**TASK BRIEF:** Every line below that includes the word "watermark" needs to be copied.
━━━━━━━━━━━━━━━━
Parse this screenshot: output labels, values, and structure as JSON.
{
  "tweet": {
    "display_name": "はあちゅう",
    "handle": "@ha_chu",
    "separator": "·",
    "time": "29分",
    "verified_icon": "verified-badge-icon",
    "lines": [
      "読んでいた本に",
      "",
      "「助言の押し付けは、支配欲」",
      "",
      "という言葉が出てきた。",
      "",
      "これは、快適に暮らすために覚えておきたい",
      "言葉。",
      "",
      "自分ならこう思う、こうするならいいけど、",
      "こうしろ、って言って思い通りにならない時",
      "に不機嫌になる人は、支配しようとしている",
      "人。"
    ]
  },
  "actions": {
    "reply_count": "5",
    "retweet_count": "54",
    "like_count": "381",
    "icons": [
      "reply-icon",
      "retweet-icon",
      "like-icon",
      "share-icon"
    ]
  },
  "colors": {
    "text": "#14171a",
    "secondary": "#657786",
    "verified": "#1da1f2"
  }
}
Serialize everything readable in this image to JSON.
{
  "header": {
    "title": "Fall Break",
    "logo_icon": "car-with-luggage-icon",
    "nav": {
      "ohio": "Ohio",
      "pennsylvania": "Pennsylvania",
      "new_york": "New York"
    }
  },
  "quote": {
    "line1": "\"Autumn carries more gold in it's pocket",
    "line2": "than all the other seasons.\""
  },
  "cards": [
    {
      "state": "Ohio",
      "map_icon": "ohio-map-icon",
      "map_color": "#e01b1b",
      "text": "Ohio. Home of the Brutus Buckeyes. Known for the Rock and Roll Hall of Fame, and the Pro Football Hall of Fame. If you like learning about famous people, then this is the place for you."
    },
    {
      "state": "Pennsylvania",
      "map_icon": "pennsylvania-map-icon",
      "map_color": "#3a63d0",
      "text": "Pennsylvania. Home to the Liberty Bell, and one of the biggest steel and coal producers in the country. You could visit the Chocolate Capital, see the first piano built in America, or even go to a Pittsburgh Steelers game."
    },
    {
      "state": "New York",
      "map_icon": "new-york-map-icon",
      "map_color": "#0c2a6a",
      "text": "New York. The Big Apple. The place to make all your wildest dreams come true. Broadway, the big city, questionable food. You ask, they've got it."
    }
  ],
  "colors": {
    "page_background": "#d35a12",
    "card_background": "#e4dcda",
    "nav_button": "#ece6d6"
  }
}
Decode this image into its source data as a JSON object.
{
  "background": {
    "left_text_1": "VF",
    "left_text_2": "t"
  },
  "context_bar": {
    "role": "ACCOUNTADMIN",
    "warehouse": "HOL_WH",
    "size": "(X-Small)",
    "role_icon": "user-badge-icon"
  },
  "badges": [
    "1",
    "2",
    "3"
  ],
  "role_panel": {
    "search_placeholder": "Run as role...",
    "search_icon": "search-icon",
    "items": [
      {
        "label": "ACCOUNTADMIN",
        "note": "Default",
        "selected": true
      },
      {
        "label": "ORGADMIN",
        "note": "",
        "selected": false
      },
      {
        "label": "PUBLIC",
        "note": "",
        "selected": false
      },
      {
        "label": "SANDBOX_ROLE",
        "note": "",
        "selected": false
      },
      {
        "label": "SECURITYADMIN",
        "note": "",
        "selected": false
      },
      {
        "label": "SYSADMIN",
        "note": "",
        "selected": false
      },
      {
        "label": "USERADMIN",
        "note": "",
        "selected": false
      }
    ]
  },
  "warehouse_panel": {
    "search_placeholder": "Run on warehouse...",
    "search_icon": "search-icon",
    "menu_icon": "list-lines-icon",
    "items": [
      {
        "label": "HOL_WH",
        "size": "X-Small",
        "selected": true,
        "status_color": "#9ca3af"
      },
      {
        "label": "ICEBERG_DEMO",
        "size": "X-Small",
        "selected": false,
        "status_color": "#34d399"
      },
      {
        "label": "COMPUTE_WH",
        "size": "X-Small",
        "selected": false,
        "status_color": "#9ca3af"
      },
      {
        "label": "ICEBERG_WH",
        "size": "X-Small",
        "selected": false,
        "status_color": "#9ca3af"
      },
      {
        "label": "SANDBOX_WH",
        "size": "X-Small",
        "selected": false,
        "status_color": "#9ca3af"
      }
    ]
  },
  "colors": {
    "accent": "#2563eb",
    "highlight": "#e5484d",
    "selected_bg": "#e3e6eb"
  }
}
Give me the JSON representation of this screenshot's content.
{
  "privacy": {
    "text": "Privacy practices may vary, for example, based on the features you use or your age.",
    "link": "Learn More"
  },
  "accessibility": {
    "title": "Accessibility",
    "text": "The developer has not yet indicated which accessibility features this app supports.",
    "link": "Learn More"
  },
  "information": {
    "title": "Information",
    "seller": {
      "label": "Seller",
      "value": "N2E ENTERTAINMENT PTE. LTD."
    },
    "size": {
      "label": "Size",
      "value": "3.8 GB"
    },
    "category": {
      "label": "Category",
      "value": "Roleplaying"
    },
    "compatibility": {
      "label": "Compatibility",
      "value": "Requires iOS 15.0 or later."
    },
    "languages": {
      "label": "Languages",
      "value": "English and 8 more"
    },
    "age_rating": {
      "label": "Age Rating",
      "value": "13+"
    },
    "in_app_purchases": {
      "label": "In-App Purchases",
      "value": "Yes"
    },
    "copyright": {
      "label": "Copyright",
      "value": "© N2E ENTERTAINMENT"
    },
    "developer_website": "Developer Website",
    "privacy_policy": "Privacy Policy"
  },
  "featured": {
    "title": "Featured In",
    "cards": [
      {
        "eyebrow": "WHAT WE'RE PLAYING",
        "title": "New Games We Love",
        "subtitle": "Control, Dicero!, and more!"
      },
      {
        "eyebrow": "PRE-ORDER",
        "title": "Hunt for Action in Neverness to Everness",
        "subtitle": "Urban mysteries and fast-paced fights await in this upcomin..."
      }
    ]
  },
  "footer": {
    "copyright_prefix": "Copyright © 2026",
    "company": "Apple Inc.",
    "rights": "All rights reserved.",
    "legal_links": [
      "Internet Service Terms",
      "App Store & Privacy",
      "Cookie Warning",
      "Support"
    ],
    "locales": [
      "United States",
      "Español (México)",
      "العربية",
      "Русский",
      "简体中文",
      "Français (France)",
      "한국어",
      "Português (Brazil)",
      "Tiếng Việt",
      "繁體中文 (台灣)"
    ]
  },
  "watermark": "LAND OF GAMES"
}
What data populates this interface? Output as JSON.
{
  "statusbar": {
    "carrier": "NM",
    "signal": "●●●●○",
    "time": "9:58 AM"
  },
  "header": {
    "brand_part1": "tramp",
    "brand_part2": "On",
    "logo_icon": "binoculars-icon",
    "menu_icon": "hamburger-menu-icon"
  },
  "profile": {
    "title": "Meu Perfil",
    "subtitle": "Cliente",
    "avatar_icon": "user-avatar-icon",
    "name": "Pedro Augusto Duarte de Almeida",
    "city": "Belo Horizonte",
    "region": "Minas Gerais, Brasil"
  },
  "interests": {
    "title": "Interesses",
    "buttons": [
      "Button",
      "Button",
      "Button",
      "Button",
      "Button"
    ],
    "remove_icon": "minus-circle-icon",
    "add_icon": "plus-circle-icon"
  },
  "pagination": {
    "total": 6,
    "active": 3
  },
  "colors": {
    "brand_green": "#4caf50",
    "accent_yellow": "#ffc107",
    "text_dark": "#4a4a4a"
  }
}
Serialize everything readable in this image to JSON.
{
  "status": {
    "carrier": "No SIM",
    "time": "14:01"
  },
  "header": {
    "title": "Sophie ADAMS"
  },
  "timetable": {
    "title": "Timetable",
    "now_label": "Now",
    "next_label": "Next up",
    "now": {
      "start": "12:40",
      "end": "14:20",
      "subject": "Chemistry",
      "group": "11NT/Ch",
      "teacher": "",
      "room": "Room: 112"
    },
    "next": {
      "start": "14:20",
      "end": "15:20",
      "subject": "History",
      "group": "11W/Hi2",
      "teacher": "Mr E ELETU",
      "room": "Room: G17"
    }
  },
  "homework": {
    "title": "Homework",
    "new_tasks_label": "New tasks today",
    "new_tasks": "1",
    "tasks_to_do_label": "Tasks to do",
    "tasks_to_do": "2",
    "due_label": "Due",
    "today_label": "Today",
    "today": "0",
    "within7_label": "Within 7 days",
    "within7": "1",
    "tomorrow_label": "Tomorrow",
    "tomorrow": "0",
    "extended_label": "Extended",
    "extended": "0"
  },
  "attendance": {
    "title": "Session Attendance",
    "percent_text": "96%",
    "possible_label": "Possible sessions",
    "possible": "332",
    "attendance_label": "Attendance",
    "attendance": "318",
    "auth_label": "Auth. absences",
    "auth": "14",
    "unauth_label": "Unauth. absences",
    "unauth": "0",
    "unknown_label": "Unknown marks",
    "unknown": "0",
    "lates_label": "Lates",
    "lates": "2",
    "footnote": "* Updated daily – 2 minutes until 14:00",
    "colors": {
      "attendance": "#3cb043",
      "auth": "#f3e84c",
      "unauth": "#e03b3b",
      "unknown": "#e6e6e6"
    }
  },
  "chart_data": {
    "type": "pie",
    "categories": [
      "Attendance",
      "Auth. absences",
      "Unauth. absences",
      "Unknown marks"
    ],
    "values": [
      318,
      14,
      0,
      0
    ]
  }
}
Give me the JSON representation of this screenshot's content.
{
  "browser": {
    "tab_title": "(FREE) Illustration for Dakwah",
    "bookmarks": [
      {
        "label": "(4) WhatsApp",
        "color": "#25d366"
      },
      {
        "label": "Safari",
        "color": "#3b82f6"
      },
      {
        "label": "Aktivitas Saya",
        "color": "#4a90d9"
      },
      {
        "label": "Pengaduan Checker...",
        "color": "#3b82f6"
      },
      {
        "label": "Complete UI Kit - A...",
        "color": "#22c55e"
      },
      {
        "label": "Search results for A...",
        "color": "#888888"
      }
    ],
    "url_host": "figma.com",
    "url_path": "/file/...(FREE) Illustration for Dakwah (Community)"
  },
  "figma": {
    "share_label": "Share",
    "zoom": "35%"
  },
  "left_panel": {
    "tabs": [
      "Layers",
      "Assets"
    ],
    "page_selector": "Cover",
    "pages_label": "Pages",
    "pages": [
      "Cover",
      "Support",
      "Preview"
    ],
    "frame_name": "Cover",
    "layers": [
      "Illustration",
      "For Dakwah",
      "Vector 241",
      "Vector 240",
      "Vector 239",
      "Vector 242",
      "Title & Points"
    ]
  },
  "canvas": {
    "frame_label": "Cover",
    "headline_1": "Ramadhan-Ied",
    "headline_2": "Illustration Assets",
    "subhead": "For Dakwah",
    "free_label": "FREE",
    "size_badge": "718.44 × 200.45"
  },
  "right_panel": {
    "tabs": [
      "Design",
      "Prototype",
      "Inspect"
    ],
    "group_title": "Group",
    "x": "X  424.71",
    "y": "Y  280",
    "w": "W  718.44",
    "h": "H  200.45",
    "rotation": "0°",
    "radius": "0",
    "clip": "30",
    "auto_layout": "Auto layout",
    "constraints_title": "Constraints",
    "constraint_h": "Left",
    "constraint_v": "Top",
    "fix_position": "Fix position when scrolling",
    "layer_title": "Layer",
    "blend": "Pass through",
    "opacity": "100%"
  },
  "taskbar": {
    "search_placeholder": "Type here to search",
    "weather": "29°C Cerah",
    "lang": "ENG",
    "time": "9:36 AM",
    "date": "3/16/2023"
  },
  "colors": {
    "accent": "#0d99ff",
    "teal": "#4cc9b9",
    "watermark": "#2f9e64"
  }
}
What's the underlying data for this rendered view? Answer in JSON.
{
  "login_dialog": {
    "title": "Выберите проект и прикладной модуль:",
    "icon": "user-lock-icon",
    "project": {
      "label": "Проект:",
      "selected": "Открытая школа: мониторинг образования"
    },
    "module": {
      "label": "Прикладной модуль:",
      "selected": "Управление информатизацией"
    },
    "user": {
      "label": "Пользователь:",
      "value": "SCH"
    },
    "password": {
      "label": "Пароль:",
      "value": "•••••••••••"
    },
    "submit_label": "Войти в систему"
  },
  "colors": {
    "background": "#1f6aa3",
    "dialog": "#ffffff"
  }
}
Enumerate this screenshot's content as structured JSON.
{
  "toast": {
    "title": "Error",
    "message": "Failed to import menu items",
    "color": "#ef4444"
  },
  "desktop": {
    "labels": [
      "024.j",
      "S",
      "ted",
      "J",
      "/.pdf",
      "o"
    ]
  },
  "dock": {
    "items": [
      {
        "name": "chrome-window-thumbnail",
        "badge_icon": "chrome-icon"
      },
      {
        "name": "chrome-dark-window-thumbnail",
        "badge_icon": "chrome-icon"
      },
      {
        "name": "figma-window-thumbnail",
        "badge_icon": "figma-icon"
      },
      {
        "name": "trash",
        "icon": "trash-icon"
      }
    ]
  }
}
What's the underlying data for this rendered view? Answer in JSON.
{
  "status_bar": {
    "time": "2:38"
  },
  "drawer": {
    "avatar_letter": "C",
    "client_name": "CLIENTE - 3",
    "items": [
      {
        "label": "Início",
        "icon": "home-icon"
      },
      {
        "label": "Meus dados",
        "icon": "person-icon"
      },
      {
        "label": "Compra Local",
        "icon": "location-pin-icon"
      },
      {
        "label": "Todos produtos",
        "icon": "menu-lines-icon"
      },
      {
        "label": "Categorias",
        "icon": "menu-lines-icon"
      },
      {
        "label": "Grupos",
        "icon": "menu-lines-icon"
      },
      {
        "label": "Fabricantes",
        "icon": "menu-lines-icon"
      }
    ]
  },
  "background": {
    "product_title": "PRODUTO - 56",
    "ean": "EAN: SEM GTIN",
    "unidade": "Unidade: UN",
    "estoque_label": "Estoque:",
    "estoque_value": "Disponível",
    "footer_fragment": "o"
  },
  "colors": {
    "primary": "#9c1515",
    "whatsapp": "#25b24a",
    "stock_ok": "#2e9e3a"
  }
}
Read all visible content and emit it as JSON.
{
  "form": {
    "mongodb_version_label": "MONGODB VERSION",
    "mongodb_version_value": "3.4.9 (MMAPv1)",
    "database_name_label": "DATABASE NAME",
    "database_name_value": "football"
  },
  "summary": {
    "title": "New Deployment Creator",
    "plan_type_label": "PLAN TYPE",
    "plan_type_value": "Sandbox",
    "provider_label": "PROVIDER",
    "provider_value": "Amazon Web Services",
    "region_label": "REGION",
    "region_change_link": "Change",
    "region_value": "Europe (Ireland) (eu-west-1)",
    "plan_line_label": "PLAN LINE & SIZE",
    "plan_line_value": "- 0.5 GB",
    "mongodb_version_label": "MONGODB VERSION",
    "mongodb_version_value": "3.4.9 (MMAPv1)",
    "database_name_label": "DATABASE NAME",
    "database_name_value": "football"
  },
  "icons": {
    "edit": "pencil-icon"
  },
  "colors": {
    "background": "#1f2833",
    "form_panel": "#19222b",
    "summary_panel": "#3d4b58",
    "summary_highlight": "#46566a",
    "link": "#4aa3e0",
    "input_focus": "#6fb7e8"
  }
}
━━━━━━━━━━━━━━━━
**ANSWER SECTION:**
  "watermark": "LAND OF GAMES"
    "watermark": "#2f9e64"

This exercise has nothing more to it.